Agnes Young – sadly missed
Agnes Young – sadly missed
We are sad to report the passing of Agnes Young, who died on 1 February 2022 at the age of 67.
Agnes was born on 16 November 1954. A twin and one of 10 children, she went to live in East Fortune Hospital when she was young and stayed there until the early 1980s. She then moved to the Hopetoun Unit in Haddington, before moving back to the community in 1997, settling in Dunbar.
Agnes was non-verbal and had sight loss. She used a wheelchair and could present as a private person who did not seek social interaction. But first impressions are often misleading and when Agnes got to know people, and they got to know her, her personality came to the fore.
Agnes was skilled at letting people know what she didn’t like. When she needed her teeth brushed but was unsure of the credentials of the person helping her, she would clamp her jaws shut. Her message was clear.
But once she liked someone, her demeanour would change. Her body would loosen and she would relax and have fun.
Agnes was a keen church goer and she was a member of the congregation at Belhaven Church, where she made some really good friends, including Anne and Graham. Her church pals initially bought fresh fruit for Agnes to enjoy, but when they discovered her difficulties with eating, they switched to sensory gifts – scents and textures – which she loved.
When the COVID-19 lockdown made it impossible to attend church in person, Agnes joined services online. From time-to-time, she would receive a special “shout out” from the Minister.
Agnes also enjoyed the music of the church. She paid a visit to Dunbar Choral, where she soon became a much-loved honorary member. During rehearsals, Agnes and her staff would hold up score cards, Strictly-style, to let the choir members know how they were doing.
A number of people featured prominently in Agnes’ life.

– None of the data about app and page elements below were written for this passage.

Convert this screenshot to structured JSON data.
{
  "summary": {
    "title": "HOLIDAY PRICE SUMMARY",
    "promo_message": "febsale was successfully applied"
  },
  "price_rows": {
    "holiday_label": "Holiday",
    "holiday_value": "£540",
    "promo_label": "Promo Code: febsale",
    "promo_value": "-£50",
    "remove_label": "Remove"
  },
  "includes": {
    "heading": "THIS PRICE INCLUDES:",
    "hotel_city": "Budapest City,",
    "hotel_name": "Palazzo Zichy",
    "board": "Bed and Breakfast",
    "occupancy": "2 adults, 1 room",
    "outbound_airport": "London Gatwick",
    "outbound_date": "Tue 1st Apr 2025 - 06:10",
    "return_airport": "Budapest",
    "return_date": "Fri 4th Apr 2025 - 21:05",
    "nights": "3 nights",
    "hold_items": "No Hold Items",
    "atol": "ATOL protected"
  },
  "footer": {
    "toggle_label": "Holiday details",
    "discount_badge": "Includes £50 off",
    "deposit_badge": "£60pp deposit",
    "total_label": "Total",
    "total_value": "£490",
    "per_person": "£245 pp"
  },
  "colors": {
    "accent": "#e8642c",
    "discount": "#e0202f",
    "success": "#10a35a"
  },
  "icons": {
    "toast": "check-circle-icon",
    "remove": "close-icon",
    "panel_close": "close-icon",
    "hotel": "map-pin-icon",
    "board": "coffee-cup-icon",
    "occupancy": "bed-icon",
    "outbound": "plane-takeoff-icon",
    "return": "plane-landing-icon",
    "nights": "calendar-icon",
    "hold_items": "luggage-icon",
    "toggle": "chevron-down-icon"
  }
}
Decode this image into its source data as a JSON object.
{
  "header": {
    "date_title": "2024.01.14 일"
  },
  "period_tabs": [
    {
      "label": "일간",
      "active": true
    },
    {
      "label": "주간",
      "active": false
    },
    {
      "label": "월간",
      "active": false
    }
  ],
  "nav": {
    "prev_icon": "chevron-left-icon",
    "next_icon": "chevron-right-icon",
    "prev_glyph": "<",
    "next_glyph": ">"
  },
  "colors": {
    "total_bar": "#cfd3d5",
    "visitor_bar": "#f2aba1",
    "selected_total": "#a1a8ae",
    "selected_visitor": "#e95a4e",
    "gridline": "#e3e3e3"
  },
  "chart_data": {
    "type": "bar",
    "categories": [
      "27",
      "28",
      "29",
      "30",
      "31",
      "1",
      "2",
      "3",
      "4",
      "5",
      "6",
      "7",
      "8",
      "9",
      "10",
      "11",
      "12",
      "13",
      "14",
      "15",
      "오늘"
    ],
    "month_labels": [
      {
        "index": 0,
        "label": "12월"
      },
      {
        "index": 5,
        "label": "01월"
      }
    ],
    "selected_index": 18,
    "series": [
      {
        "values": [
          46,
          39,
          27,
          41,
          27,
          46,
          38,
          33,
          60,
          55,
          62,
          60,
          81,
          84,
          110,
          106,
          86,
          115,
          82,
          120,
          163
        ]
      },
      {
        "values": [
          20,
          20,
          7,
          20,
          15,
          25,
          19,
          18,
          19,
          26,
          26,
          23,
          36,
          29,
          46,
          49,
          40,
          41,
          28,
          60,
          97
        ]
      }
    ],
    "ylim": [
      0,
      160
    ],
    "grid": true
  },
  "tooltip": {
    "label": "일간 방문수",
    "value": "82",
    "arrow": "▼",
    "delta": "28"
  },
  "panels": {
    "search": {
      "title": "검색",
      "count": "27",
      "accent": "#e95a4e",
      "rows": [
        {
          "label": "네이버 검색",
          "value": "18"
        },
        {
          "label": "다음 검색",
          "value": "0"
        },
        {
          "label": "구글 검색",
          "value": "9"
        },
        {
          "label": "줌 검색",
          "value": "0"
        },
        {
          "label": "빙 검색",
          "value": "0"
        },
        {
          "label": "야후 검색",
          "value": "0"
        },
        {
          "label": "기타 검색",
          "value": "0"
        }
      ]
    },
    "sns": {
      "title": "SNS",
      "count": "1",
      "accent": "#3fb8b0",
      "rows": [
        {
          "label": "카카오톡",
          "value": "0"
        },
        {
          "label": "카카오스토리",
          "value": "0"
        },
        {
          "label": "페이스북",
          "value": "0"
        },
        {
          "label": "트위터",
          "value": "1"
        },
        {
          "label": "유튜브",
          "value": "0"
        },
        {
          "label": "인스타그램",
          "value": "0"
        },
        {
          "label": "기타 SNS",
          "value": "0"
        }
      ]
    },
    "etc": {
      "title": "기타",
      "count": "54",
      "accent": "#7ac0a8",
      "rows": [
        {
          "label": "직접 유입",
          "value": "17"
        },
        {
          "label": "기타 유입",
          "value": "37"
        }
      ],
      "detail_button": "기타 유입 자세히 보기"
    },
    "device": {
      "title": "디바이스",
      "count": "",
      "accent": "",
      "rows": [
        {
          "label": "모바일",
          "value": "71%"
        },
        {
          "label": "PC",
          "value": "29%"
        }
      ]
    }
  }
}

She was in regular touch with several members of her family and reconnected with others over the years. And she was a leading light in a 10-strong friendship group, who would spend Fridays together at a local café or at get-togethers at each other’s home. While several members of the group have passed away, Agnes kept in touch with Helen and Margaret.
During lockdown, when it was difficult for all of us to see family and friends, Agnes found a pen pal, with the assistance of her Support Practitioners. Agnes kept a photo of her new friend on her dressing table.
In recent years, as she became more comfortable with touch, Agnes began to enjoy a head or foot massage and liked getting her nails painted.
Agnes loved the arts and visits to Edinburgh Playhouse saw her enjoy ballet, Dirty Dancing and Grease.
Around four years ago, Agnes took a trip to London, where she visited Kensington Palace and the London Eye.
When she went to see The Lion King, Agnes was running a little late, as the result of an afternoon nap. As she came down the aisle towards her seat, the whole audience was in uproar. Agnes’ staff thought they were reacting to her loud and hearty laugh, but that was only part of the story. Behind Agnes was a 15 foot giraffe and the entire cast of the award-winning musical!
Agnes was a lady who always looked her best. She wore colourful outfits, lace and frills, and loved her jewellery, with pearls a particular favourite.
On Agnes’ passing, members of her team shared warm memories of her:
- “Agnes will be greatly missed and never forgotten.” – Hannah Dunbar
- “Agnes was loved by many and will be sadly missed.” – Jessie Main
- “Agnes was a beautiful lady and will be greatly missed by everyone.” – Nakita Main
- “I was very privileged to work with Agnes for about a year. She was the epitome of serenity, with a stubborn streak underneath. She warmed to people over time and had the most glorious smile and laugh. She will be missed a lot by everyone who knew her.” – Rona Passmore
Helen Hall, a Support Practitioner who worked with Agnes for over 20 years, wrote this poem in her memory:
Poem for Agnes
When you look at me, what do you see?
My eyes fail me and I cannot speak.
I cannot walk, as my limbs are weak.
I hear the world and feel ignored.
I grew oh so tired and oh so bored.
Then one day, you saw within.
As my eyes had sparkle and my face a grin.
I couldn’t speak, yet my words were clear.
I couldn’t walk, yet my weight you bear.
I know now I mattered and have left my mark.
My name will be spoken with the lark.
When you think of me, don’t be sad.
Know you helped make my world so grand.
I loved my life filled with family and friends.
Knowing one day it would come to an end.
Now I must leave and let go your guiding hand.
It’s my turn to dance and run free in the sand.
Forever in my heart, my lady Agnes.
Agnes will be sadly missed, but fondly remembered by everyone who knew her.
Thanks to Mya Gibson, Sarah Gillies, Helen Hall, Jessie Main, Nakita Main, Hannah Nairn, Rona Passmore, and Yvonne Swan for their support for Agnes and for sharing their memories of her.